The fact is, most viruses and bacteria have more than one infection target. Broadly living in the natural environment, Staphylococcus aureus could easily infect humans and animals with weakened immune system. It has become a superbug due to the abuse of antibiotics in recent years. There were cases of pet cats and dogs those were infected by Methicillin-resistant Staphylococcus Aureus (MRSA) from their owners, who were frequent hospital visitors.

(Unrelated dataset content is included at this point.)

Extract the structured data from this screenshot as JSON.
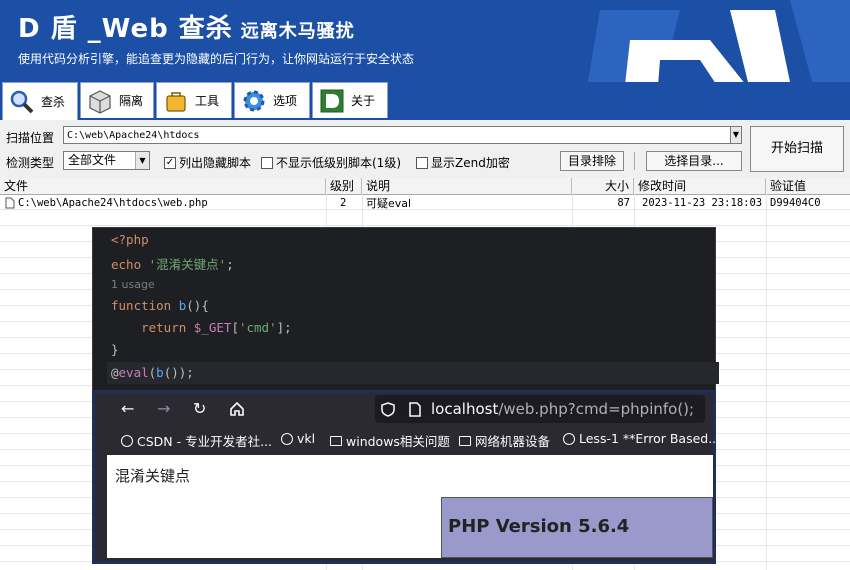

Despite the rarity of close contact with humans, wild animals are not invulnerable to human diseases. In Morocco, endangered Barbary Macaques (Macaca sylvanus) were infected by human respiratory diseases because of contact with tourists, as a study revealed. In Rwanda, Africa, multiple cases of Mountain Gorillas (Gorilla beringei beringei) infected by human respiratory diseases were reported between 2008-2009, including a community that was infected by Human Metapneumovirus. Nearly all the Mountain Gorillas in that community were infected, killing an adult female gorilla and a 3-day-old baby gorilla. At the time, there were only around 700 Mountain Gorillas on the planet. The cause is crystal-clear – the diseases were transferred from humans to Mountain Gorillas during eco-tours. For this reason, the International Union for Conservation of Nature (IUCN) published the Best Practice Guidelines for Great Ape Tourism, suggesting visitors to put on N95 masks when watching great apes, for the sake of the wild animals' health.
Not surprisingly, wild animals could be infected directly, and of course, indirectly, from humans. Leprosy has long existed in Eurasia, but was absent in the Americas. However, the disease was spread to the native Americans as well as the local armadillos by European emigrants, resulting in a great number of armadillos with physical disabilities.
Furthermore, the world-sweeping Batrachochytrium dendrobatidis, which has been extensively wiping out amphibians worldwide, very likely originated from Korea, and spread by trading activities across the globe.No matter which way it is, the outcome of spreading diseases could be disastrous. We should beware of close contact with wild animals, never harm their habitats, and appreciate nature mindfully. Don't let tragedy happen again.